Work instructions. Report how many lines in the entries below hold the word "split". Your answer is that number alone.
::: Task data
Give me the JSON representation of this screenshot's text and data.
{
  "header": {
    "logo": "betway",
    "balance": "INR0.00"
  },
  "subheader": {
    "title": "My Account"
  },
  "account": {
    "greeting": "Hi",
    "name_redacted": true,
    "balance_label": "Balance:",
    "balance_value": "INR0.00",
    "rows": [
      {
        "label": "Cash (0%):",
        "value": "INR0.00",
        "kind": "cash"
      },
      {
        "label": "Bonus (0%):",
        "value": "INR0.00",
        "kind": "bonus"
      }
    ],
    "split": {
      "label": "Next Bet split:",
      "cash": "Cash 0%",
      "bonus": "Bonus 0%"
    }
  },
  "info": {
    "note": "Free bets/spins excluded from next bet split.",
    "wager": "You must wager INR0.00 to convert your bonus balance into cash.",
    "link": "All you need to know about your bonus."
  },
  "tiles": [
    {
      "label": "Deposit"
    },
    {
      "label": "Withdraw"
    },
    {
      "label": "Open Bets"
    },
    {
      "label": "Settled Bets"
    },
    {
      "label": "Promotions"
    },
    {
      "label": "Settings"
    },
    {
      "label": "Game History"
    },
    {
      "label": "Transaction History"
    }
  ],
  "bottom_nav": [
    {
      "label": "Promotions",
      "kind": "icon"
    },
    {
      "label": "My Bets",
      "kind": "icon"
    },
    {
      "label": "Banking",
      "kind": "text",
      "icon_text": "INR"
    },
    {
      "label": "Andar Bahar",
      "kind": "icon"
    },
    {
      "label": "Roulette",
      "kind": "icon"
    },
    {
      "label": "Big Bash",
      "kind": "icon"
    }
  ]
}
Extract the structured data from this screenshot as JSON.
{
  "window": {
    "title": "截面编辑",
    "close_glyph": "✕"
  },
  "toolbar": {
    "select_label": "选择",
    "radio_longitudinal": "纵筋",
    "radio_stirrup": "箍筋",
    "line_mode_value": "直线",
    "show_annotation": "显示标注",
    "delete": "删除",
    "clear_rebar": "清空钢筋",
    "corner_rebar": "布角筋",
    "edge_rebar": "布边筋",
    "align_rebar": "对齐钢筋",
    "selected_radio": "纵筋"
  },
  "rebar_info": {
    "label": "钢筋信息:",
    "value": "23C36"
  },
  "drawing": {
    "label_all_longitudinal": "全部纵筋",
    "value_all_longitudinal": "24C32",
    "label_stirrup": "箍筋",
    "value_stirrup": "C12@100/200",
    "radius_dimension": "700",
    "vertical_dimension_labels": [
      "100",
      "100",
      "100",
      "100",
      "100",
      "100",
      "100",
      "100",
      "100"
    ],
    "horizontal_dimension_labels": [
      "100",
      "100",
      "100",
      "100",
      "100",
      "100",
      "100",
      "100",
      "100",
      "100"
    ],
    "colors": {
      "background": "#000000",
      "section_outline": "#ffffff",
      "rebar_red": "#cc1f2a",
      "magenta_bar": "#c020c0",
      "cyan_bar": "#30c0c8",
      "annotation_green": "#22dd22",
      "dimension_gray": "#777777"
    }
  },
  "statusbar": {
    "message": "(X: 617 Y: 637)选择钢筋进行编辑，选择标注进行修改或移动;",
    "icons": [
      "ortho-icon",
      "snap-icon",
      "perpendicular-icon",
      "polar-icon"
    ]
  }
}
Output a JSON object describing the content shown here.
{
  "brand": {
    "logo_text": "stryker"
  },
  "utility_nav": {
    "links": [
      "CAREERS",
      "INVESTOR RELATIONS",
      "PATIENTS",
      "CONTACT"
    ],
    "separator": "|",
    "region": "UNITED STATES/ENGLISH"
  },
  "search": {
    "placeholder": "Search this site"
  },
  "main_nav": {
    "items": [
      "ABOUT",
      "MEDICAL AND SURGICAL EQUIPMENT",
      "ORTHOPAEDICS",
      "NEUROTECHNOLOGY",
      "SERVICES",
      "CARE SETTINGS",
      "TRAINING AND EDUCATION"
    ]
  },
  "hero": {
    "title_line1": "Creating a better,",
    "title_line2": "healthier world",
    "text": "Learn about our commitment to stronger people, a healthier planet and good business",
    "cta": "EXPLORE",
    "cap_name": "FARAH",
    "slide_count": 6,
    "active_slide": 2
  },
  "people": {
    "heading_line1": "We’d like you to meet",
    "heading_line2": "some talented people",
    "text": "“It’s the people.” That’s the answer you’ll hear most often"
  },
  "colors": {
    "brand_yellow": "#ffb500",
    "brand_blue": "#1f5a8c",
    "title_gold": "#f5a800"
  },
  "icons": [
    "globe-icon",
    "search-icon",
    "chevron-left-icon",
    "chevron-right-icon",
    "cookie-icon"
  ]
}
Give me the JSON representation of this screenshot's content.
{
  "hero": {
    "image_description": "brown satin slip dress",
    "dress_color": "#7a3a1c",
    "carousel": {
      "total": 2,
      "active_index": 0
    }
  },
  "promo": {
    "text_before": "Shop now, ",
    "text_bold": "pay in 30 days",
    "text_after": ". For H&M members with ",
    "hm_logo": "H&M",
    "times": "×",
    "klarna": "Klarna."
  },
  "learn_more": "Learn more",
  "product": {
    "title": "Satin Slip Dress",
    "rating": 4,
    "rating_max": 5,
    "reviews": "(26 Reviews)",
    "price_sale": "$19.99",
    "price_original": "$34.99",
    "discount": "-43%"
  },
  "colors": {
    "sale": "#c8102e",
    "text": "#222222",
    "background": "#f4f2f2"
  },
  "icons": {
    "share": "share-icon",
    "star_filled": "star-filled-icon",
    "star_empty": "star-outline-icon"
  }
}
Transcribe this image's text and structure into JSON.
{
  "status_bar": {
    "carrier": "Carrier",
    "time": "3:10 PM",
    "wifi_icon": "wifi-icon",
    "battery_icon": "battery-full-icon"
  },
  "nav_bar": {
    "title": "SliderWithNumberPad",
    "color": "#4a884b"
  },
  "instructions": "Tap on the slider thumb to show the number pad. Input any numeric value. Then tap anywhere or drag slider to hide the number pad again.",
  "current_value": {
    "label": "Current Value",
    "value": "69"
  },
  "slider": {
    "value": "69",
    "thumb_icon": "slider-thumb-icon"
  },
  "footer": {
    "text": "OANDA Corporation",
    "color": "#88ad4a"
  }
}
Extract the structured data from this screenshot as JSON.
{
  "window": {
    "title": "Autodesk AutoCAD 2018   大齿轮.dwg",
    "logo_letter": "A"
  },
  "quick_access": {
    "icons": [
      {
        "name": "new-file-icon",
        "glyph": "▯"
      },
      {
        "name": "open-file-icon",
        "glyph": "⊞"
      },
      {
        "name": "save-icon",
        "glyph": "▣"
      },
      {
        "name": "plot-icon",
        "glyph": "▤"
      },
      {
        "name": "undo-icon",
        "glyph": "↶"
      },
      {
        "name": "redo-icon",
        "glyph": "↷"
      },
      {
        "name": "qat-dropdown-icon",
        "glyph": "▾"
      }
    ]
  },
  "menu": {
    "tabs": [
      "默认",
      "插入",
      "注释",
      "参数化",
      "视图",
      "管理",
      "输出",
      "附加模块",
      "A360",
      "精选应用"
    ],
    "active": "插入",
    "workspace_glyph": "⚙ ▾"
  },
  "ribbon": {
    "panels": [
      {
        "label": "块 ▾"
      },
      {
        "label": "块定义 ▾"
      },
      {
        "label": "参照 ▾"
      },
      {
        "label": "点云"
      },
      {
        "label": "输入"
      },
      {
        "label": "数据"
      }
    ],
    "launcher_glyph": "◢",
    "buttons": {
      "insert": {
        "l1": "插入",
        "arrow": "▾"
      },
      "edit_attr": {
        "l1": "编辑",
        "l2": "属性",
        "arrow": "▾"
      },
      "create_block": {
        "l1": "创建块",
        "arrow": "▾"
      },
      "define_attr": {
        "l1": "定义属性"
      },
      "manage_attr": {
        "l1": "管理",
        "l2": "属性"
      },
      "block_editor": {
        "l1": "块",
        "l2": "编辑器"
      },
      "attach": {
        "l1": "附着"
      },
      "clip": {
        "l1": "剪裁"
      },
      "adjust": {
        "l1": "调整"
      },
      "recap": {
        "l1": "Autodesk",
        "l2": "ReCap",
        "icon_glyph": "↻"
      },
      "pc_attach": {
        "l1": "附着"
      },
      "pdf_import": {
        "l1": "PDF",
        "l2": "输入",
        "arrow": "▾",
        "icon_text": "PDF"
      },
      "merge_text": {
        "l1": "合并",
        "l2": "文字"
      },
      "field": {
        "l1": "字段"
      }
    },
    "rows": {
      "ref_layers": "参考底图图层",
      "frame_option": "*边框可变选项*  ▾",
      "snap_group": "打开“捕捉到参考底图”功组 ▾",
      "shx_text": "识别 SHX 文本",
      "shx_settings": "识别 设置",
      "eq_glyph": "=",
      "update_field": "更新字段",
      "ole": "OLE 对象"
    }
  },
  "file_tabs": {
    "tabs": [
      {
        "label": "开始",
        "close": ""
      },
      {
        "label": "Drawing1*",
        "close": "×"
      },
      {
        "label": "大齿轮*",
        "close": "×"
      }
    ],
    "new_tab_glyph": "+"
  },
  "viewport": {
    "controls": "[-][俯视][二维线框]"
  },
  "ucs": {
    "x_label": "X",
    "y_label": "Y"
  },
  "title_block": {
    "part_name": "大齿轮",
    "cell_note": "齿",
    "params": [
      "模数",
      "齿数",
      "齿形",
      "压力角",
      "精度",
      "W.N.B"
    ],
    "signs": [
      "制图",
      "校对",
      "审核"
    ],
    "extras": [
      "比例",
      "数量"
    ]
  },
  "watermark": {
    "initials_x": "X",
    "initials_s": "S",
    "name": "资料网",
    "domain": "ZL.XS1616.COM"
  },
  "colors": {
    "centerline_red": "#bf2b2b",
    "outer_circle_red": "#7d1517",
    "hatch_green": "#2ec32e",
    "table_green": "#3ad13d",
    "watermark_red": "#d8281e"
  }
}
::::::
Written response. 3